A Game for Swallows When Zeina was born, the civil war in Lebanon had been going on for six years, so it’s just a normal part of life for her and her parents and little brother. The city of Beirut is cut in two by bricks and sandbags, threatened by snipers and shelling. East Beirut is for Christians, and west Beirut is for Muslims. When Zeina’s parents don’t return from a visit to the other half of the city, and the bombing grows closer, the neighbors in her apartment house create a world indoors for Zeina and her brother, where they can share cooking lessons and games and gossip. Together they try to make it through a dramatic evening in the one place they hoped they would always be safe – home.
Zeina Abirached, born into a Lebanese Christian family in 1981, has collected her childhood memories of Beirut in a warm story about the strength of family and community.
Child 44 by Tom Rob Smith Stalin’s Soviet Union is an official paradise, where citizens live free from crime and fear only one thing: the all-powerful State. Defending this system is idealistic security officer Leo Demidov, a war hero who believes in the iron fist of the law. But when a murderer kills at will and Leo dares to investigate, the State’s obedient servant finds himself demoted and exiled. Now, with only his wife at his side, Leo must fight to uncover shocking truths about a killer – and a country where “crime: doesn’t exist.

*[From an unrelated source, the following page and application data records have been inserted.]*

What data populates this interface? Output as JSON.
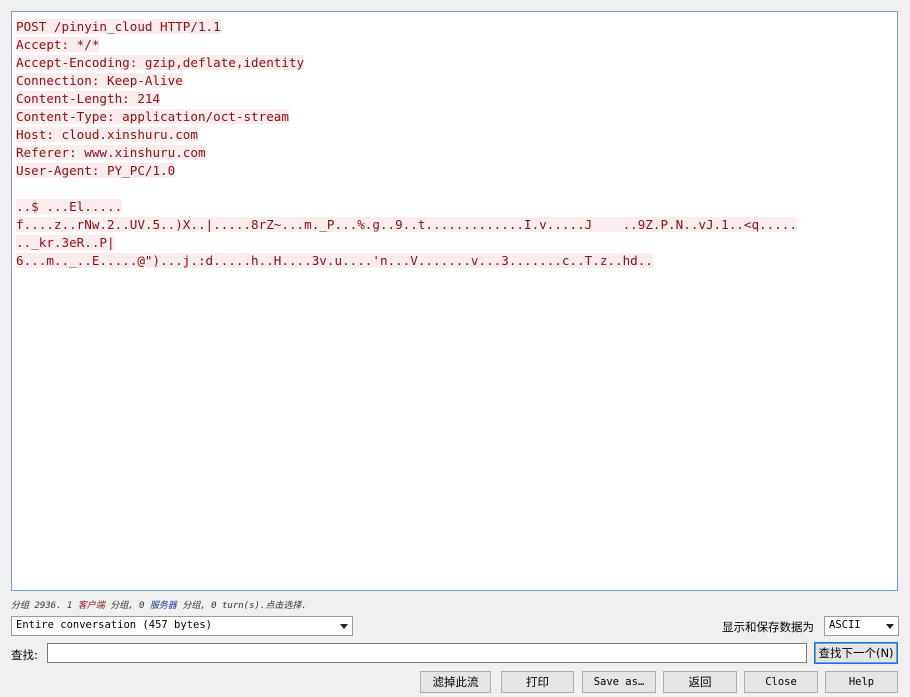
{
  "stream": {
    "lines": [
      "POST /pinyin_cloud HTTP/1.1",
      "Accept: */*",
      "Accept-Encoding: gzip,deflate,identity",
      "Connection: Keep-Alive",
      "Content-Length: 214",
      "Content-Type: application/oct-stream",
      "Host: cloud.xinshuru.com",
      "Referer: www.xinshuru.com",
      "User-Agent: PY_PC/1.0",
      "",
      "..$ ...El.....",
      "f....z..rNw.2..UV.5..)X..|.....8rZ~...m._P...%.g..9..t.............I.v.....J    ..9Z.P.N..vJ.1..<q.....",
      ".._kr.3eR..P|",
      "6...m.._..E.....@\")...j.:d.....h..H....3v.u....'n...V.......v...3.......c..T.z..hd.."
    ]
  },
  "status": {
    "prefix": "分组 2936. 1 ",
    "client": "客户端",
    "mid": " 分组, 0 ",
    "server": "服务器",
    "suffix": " 分组, 0 turn(s).点击选择."
  },
  "conversation_select": {
    "value": "Entire conversation (457 bytes)"
  },
  "show_as": {
    "label": "显示和保存数据为",
    "value": "ASCII"
  },
  "find": {
    "label": "查找:",
    "value": "",
    "next_label": "查找下一个(N)"
  },
  "buttons": {
    "filter_out": "滤掉此流",
    "print": "打印",
    "save_as": "Save as…",
    "back": "返回",
    "close": "Close",
    "help": "Help"
  },
  "colors": {
    "client_text": "#8b0e10",
    "client_bg": "#fbeded",
    "server_text": "#1a2f9b"
  }
}
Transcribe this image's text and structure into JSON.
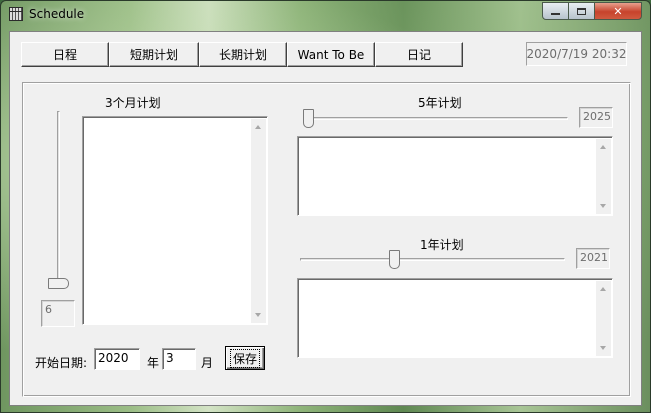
{
  "window": {
    "title": "Schedule",
    "close_glyph": "✕"
  },
  "tabs": [
    "日程",
    "短期计划",
    "长期计划",
    "Want To Be",
    "日记"
  ],
  "datetime": "2020/7/19 20:32",
  "plan3m": {
    "label": "3个月计划",
    "slider_value": "6",
    "slider_level": 0
  },
  "plan5y": {
    "label": "5年计划",
    "slider_value": "2025",
    "slider_level": 0
  },
  "plan1y": {
    "label": "1年计划",
    "slider_value": "2021",
    "slider_level": 0.35
  },
  "start": {
    "label": "开始日期:",
    "year": "2020",
    "year_unit": "年",
    "month": "3",
    "month_unit": "月"
  },
  "save_label": "保存"
}
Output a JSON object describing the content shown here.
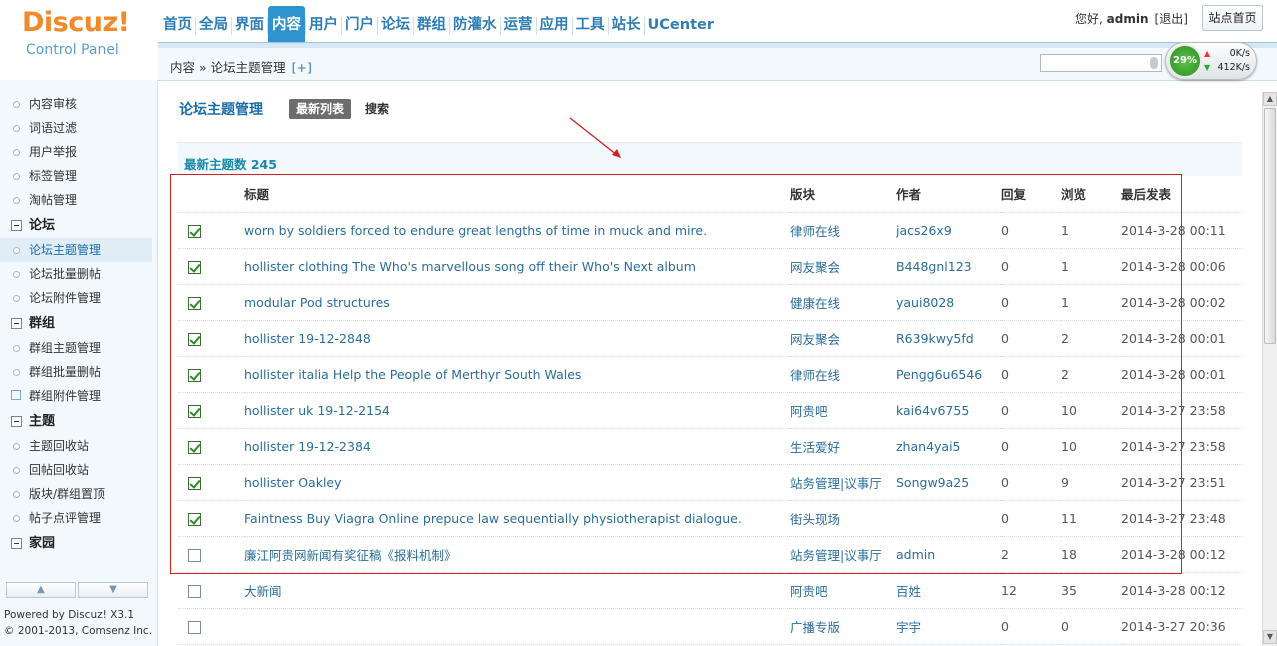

In the Heart of the Sea In his riveting and critically acclaimed bestseller, Nathaniel Philbrick returns an epic tale – the inspiration for Herman Melville’s Moby-Dick – to its rightful place in American History.
In 1819, the 238-ton Essex set sail from Nantucket on a routine voyage to hunt whales. Fifteen months later, the unthinkable happened: in the farthest reaches of the South Pacific, the Essex was rammed and sunk by an enraged sperm whale. Fearing cannibals on the islands to the west, the 20-man crew set out in three small boats for South America, almost 3,000 miles away. Three months later, only eight were left alive, the survivors having been forced to eat the bodies of their dead shipmates. The ordeal of the Essex was as well known in its time as the story of the Titanic is today. In the Heart of the Sea shares a fantastic saga of survival and adventure, steeped in the lore of the whaling tradition, with deep resonance in literature and American history, and in the life of the Nantucket community.
Friends with Boys by Faith Erin Hicks After years of homeschooling, Maggie is starting high school. It’s pretty terrifying. Maggie’s big brothers are there to watch her back, but ever since Mom left it just hasn’t been the same. Besides her brothers, Maggie’s never had any real friends before. Lucy and Alistair don’t have lots of friends either. But they eat lunch with her at school and bring her along on their small-town adventures.
Missing mothers . . . distant brothers . . . high school . . . new friends . . . It’s a lot to deal with. But there’s just one more thing.
Maggie is haunted.
*Other new book titles include: The Word Exchange by Alena Graedon; Agent 6 by Tom Rob Smith; Defiant by Alvin Townley; Home Before Morning by Lynda Van Devanter; Fundamentals of Building Construction: Materials and Methods, 6th Edition by Edward Allen and Joseph Iano; and 5000 Years of Royalty by Thomas Craughwell
Our new arrivals are waiting on you to check them out, so come on over!! We’ll see you soon!! 🙂